* **Requirement**
In the material below, find all lines with the string "dart" and copy them.

* **Stored data**

•••••

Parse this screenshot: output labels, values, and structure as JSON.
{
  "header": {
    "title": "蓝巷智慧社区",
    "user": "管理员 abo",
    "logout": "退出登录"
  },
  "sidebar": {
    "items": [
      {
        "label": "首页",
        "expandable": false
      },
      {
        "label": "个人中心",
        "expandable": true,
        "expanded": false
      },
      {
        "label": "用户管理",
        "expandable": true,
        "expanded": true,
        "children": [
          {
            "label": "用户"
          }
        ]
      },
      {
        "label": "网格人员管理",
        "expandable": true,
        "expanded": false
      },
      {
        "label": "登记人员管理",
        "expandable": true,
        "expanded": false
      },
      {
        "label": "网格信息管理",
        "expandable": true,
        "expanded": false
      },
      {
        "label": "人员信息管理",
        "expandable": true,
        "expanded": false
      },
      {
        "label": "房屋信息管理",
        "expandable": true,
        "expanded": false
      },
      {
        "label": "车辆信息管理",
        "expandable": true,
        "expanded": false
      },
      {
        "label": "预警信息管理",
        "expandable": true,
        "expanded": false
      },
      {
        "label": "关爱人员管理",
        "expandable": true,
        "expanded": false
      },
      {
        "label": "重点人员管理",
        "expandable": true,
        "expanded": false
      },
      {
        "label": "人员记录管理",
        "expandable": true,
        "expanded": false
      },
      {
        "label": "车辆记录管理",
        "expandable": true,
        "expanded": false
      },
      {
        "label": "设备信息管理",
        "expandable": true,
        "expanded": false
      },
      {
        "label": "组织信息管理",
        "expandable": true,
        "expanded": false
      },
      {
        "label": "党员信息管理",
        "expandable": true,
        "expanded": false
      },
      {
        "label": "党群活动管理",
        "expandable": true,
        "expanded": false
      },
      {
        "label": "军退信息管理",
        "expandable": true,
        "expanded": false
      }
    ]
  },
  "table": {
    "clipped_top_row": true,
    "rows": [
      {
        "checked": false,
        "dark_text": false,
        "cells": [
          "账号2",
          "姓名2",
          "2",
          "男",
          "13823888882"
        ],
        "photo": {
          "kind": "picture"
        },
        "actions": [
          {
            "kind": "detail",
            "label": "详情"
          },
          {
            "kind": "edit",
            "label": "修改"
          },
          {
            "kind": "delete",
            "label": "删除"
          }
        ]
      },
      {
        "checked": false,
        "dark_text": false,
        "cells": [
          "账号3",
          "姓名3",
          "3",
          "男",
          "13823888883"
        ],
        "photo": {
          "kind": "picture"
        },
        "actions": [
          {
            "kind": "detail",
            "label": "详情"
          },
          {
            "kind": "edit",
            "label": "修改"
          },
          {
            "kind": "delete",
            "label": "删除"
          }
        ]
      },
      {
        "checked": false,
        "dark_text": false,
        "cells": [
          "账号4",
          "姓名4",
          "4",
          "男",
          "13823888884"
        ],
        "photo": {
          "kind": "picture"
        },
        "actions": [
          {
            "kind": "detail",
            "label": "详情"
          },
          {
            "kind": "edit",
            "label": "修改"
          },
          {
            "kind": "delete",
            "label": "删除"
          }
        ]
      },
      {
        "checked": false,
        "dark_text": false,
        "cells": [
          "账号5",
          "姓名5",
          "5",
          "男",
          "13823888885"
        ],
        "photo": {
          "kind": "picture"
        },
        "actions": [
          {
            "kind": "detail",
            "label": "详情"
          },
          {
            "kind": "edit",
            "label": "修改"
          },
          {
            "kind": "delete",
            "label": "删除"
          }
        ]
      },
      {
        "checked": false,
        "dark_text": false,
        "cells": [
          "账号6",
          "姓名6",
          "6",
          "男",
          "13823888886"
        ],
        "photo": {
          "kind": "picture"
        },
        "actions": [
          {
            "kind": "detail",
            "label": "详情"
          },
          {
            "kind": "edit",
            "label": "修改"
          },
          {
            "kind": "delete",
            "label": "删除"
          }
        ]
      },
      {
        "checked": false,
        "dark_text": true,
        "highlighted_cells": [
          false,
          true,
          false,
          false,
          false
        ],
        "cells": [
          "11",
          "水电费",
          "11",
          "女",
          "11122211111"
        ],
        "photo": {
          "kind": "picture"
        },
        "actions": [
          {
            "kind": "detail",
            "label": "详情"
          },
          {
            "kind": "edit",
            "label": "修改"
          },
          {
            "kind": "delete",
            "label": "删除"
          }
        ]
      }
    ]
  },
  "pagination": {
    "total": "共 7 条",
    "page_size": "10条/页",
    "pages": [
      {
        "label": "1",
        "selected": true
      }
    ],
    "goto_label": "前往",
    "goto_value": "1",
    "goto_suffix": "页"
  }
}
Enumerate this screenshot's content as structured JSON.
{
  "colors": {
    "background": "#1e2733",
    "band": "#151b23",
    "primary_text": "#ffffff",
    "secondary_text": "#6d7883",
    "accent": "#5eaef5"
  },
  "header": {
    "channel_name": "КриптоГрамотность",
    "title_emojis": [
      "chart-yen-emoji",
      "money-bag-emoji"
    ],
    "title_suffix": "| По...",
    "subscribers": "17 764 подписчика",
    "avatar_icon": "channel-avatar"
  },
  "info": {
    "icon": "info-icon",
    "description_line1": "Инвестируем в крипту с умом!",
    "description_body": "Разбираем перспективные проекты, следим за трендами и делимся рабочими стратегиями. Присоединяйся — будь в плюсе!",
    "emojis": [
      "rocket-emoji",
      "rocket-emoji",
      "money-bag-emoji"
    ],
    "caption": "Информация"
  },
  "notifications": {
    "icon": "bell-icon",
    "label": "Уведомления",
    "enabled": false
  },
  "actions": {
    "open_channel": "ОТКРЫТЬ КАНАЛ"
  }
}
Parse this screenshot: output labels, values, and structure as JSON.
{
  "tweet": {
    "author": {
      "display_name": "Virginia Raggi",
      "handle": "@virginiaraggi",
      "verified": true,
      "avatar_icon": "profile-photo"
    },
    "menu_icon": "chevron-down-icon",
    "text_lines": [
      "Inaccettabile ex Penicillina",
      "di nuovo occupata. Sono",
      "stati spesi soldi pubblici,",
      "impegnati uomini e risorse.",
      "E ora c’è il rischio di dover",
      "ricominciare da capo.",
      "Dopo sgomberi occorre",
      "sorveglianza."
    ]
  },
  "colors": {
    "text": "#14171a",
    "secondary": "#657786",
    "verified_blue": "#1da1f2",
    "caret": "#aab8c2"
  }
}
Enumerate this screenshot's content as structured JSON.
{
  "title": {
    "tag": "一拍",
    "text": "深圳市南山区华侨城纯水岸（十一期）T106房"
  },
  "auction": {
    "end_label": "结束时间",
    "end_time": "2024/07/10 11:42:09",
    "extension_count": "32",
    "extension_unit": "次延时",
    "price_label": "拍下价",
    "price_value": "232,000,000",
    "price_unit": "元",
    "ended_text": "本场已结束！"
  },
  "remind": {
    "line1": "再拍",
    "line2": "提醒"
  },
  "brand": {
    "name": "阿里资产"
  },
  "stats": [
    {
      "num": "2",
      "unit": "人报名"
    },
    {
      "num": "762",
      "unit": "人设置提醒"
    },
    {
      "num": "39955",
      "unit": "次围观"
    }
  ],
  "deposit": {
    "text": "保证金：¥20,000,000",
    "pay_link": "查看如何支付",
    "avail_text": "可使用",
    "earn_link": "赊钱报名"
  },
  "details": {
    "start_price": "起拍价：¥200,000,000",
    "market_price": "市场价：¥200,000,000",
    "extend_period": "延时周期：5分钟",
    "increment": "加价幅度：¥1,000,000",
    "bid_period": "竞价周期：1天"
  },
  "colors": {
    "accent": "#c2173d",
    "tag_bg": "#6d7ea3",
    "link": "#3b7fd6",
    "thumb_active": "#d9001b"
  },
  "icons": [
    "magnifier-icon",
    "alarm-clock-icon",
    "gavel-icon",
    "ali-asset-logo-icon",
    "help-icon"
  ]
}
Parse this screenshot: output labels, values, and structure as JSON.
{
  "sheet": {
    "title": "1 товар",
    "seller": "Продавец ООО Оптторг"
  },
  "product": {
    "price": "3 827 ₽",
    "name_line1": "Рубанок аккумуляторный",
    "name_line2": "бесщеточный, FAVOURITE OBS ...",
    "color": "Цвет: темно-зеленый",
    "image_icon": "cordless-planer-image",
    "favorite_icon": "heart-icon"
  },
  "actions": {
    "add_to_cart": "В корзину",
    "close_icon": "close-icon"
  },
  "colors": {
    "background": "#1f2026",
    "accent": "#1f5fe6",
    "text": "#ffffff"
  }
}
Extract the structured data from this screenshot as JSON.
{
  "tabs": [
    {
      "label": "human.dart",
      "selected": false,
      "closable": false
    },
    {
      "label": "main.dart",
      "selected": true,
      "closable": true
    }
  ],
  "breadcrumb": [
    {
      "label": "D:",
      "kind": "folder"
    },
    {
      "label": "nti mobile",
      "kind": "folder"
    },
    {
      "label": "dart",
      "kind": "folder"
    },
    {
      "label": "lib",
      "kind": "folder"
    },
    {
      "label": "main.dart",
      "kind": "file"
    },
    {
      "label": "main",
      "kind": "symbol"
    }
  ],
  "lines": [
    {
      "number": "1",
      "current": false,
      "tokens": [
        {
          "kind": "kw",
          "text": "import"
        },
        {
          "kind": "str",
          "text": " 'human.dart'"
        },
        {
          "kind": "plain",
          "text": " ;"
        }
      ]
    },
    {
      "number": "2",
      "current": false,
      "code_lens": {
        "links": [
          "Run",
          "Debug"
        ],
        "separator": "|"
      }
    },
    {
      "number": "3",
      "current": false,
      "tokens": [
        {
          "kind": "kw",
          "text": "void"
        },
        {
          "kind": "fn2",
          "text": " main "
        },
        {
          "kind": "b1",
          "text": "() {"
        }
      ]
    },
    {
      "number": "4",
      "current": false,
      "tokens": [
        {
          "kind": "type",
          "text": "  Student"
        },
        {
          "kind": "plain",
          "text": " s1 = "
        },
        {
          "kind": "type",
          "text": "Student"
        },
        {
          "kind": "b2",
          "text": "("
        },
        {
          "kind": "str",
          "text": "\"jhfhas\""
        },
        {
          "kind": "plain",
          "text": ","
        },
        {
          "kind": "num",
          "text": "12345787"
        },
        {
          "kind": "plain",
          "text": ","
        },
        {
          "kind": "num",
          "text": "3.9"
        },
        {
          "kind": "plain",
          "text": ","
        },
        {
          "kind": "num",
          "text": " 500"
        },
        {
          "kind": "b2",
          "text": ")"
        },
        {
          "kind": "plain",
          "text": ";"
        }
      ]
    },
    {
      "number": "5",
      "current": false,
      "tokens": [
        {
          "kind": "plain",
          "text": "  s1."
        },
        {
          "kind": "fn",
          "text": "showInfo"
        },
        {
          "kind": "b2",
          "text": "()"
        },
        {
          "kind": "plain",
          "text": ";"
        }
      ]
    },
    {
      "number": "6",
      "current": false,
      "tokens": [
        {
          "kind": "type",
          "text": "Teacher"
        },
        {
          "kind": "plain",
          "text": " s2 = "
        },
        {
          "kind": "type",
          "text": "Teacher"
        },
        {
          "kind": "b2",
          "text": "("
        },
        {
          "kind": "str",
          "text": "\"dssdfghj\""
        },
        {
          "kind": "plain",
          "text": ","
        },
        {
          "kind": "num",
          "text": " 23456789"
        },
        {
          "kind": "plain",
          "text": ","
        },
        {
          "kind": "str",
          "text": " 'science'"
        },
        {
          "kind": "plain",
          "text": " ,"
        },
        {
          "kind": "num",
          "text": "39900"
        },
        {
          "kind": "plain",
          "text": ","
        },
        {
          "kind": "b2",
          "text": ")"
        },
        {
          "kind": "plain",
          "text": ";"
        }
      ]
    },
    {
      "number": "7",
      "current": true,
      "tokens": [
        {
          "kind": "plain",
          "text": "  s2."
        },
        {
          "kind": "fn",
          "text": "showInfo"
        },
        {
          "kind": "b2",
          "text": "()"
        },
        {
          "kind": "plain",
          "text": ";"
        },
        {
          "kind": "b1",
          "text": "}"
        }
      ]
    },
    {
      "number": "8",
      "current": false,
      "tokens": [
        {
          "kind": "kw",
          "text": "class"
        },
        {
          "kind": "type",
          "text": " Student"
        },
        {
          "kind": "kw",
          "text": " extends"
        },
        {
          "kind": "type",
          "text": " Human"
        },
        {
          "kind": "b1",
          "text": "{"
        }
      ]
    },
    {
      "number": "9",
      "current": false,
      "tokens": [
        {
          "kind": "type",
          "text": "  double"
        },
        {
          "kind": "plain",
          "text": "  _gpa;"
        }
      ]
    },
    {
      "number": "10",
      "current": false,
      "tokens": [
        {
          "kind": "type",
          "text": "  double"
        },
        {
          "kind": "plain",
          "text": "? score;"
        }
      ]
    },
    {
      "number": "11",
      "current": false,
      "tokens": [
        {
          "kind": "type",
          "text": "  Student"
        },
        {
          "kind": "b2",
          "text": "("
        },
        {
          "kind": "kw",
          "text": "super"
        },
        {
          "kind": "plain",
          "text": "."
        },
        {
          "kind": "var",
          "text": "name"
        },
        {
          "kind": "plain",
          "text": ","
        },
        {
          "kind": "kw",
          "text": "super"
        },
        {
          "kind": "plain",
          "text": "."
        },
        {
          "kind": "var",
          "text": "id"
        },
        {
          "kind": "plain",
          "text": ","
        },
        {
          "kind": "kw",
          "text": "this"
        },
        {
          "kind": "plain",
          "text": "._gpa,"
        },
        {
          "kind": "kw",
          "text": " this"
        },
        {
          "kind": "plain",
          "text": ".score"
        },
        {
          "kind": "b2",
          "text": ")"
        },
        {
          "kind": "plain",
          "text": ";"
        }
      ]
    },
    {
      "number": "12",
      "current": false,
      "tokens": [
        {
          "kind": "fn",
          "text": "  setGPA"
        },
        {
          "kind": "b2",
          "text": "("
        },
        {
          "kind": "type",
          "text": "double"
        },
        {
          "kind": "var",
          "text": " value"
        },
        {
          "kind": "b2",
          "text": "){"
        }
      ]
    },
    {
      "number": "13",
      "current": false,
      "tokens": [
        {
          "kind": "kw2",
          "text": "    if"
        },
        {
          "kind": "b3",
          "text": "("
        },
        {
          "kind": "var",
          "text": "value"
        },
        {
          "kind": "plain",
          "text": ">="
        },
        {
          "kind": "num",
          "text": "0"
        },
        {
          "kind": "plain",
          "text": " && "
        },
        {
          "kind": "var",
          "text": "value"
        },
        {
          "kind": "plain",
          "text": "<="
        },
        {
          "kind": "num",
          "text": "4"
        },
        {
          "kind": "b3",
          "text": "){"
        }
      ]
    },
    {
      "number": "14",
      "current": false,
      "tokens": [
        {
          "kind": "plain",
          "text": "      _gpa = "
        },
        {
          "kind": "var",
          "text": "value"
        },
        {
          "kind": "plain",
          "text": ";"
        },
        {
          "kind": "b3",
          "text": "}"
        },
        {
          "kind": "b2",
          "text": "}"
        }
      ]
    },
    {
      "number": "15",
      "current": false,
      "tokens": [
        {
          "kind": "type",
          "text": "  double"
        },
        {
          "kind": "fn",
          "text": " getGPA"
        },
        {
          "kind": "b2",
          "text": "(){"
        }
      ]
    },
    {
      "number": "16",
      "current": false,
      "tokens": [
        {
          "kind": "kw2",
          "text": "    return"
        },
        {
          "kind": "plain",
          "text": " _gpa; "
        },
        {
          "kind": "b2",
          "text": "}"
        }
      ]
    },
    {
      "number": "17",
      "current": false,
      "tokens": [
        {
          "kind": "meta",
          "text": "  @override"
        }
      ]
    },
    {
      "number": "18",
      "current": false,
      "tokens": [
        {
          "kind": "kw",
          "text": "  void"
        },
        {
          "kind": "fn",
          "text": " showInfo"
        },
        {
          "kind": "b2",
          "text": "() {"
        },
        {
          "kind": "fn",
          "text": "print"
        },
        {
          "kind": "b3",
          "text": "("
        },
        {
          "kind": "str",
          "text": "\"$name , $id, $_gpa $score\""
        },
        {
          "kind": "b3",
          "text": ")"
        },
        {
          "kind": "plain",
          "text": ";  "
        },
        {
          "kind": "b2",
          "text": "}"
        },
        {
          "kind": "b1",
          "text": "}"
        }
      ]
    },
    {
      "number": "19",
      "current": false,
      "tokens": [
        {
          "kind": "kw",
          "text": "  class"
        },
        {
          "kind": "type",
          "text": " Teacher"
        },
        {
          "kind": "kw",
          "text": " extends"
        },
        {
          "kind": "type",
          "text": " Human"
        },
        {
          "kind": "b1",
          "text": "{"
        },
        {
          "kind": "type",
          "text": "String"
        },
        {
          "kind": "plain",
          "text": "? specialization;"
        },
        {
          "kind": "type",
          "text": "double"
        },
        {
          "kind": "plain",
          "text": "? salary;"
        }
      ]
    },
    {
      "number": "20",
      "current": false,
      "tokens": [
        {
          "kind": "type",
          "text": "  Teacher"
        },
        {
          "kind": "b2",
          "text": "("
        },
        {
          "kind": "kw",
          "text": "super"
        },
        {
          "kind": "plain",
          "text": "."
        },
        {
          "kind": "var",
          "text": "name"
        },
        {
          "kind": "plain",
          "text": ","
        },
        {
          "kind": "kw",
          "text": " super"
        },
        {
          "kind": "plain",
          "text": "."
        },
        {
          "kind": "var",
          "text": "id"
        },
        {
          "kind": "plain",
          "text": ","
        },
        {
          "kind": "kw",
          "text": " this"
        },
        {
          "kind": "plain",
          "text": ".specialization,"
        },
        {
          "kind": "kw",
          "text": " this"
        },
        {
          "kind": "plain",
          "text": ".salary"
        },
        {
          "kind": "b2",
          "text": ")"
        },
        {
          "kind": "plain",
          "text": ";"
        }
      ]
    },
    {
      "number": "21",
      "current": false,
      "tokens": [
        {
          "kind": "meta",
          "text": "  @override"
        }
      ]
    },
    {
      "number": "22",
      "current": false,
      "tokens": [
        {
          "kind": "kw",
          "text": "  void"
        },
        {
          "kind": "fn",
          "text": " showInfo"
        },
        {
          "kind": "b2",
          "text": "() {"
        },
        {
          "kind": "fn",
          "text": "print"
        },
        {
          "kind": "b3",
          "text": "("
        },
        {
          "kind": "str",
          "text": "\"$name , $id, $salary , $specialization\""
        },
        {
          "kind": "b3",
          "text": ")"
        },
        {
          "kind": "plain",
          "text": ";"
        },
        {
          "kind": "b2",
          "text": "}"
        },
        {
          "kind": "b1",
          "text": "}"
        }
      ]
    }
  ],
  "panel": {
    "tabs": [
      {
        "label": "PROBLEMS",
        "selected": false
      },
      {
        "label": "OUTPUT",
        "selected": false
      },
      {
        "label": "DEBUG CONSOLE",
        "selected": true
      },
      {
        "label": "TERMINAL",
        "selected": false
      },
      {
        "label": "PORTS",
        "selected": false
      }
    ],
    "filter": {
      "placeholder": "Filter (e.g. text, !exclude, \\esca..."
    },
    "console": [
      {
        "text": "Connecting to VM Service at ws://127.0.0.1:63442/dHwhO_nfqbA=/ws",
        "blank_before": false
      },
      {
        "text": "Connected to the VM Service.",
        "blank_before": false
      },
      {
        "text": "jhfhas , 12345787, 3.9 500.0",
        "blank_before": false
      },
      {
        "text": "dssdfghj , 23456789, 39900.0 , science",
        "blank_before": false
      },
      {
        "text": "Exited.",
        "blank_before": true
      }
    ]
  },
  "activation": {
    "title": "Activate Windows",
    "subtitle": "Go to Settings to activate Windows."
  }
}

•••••

* **Answer to the problem**
      "label": "human.dart",
      "label": "main.dart",
      "label": "dart",
      "label": "main.dart",
          "text": " 'human.dart'"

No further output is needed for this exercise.